Tens of thousands of South Dakotans are shopping online on Cyber Monday, but how many will be paying a sales tax on those items?
Unless the online vendor is licensed in the state of South Dakota chances are, not many.
And the fact that many Internet transactions are not taxed has local businesses crying foul.
"It does undercut the small businesses here locally, as far as the use tax, and people saying what they bought online, to be honest I don't think they can really keep track of what people bought online," says the Owner of Global Market, Barb Schrader.
Last year to try to even the playing field and regain lost revenue, the state enacted a law that requires out of state retailers to notify South Dakota customers of that tax on their online purchase.
The use tax requires South Dakotans to voluntarily pay those taxes, but it's nearly impossible to enforce.
So, South Dakota mostly misses out on the revenue.
"Right now, South Dakota is missing out on around$ 50 to $60 million dollars a year on revenue that could go to schools, go to Medicaid, a variety of purposes that we really need to have covered by revenue," says Senator Bruce Rampelberg.

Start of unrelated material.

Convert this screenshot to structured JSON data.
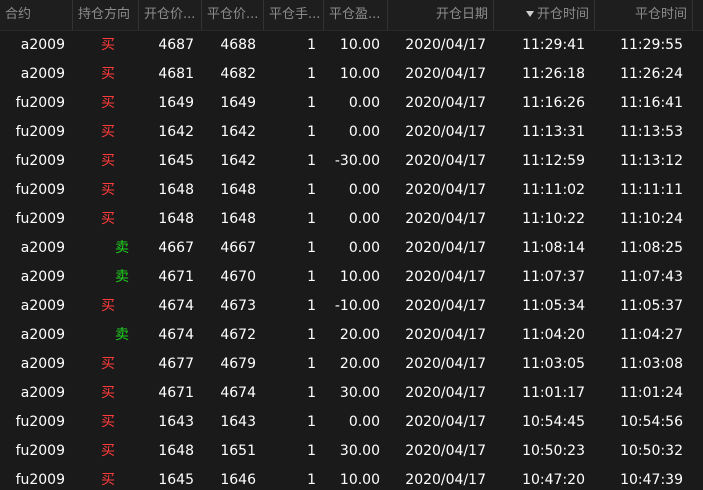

Of South Dakota's more than $1.2 billion in revenue, $770 million of that is from the state sales tax.